EAST WENATCHEE — When Luciene Ott was an armorer for the U.S. Army Air Corps in World War II, he found ways to make plane-mounted guns that jammed more reliable in combat when others could not.
This skill garnered him more than one offer to be promoted from corporal to sergeant, but as the story goes he turned them down because he wanted to continue hands-on work rather than move up to a supervisory role.
On Wednesday, his grandson, Nate Foster, was promoted to colonel in the Washington Air National Guard in a ceremony at Kirby Billingsley Hydro Park near East Wenatchee. The promotion was hosted locally to allow Ott to pin new rank insignia to Foster’s uniform.
Foster’s first act as colonel: to surprise his 99-year-old grandfather with an honorary promotion to sergeant.
“That made a tear flow,” Ott said in an interview after the ceremony.
Foster’s heard the story of the shunned promotions a few times. He thought it would make a fitting show of respect.
“He didn’t know anything about it — I figured he’d say no if I told him,” Foster said.
The two have long shared a tight relationship.
“They have always been close, like gone hunting together — duck hunting was the big thing because Nate seemed to keep missing them,” said Mardi Foster, Nate Foster’s mother and Ott’s daughter. “So it got to be a joke.”
Ott grew up in North Central Washington and joined the Air Corps in 1942. He said his enlistment lasted “three years, three months and 20 days.” Within that, two years were spent in England.
The Air Corps preceded the U.S. Air Force, which was formed in 1947 after World War II.
Ott worked on P-47 planes at Royal Air Force Station Martlesham Heath in southeast England, said Col. Kenneth Borchers with the Air National Guard’s 194th Wing during Foster’s ceremony.
After his WWII service, Ott worked at Alcoa’s Wenatchee Works for more than 30 years and has lived in the same house in East Wenatchee for almost 70 years, Mardi Foster said.
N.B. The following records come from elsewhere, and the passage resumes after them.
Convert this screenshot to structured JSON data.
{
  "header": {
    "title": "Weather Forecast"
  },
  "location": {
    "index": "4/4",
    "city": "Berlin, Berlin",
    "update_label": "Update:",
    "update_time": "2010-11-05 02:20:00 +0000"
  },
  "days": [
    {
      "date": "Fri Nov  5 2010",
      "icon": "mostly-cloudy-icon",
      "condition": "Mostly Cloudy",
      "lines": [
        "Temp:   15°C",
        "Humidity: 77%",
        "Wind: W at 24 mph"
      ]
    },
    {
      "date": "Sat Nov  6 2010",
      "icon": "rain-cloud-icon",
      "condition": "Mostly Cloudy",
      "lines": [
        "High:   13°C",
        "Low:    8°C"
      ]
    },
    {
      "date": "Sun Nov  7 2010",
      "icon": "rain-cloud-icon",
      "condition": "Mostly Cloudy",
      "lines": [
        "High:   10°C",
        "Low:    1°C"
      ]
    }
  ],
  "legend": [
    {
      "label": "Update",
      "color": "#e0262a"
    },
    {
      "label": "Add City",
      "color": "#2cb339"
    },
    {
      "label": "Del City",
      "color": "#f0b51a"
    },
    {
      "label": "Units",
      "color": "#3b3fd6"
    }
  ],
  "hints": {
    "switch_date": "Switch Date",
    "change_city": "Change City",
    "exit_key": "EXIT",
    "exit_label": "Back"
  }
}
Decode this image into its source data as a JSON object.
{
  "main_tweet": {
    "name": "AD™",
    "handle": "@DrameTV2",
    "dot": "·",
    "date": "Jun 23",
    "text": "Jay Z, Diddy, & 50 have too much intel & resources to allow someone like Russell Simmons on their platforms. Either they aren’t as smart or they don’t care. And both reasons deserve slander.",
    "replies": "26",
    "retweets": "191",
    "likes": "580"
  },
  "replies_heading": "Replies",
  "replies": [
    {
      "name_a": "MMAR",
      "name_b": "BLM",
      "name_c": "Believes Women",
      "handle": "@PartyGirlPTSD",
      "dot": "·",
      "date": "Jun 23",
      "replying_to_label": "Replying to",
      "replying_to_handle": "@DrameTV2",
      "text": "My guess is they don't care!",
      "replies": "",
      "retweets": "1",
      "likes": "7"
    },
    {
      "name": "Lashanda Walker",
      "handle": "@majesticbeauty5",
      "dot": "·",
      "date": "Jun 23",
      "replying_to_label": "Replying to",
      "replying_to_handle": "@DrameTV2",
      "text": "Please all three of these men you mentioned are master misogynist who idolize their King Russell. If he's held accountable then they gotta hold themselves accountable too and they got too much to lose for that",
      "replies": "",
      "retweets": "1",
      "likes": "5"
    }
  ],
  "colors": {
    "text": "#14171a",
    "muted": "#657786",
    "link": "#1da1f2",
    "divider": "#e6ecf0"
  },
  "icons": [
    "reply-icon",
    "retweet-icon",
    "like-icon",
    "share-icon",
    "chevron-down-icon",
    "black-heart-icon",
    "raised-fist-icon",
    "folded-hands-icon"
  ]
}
He was married to his wife Leila for 73 years before she died last month.
This wasn’t the first time he pinned his grandson in a promotion: He also affixed Foster’s 2nd lieutenant insignia when he earned his officer’s commission in 2000 after graduating from Central Washington University’s ROTC program.
Ott was joined Wednesday by Foster’s father, Chuck Foster, to pin the spread eagles to the shoulders of his coat. Foster’s children, Garret and Sadie, did the same to his shirt.
Foster left active duty in 2005 and is a sergeant with the Kittitas County Sheriff’s Office while serving in the Air National Guard.
A veteran of three deployments to the Middle East — Afghanistan in 2002 and Iraq in 2003 and 2004 — he recalled asking Ott how long he expected his service overseas to last. In Foster’s experience, airmen were told beforehand how long to expect a deployment to last.
Not the case for Ott.
“When you deployed, when did they tell you were coming home?” Foster said in his speech about asking this of his grandfather. “And he looked at me with a straight face and said, ‘Well, when the war’s over.’ “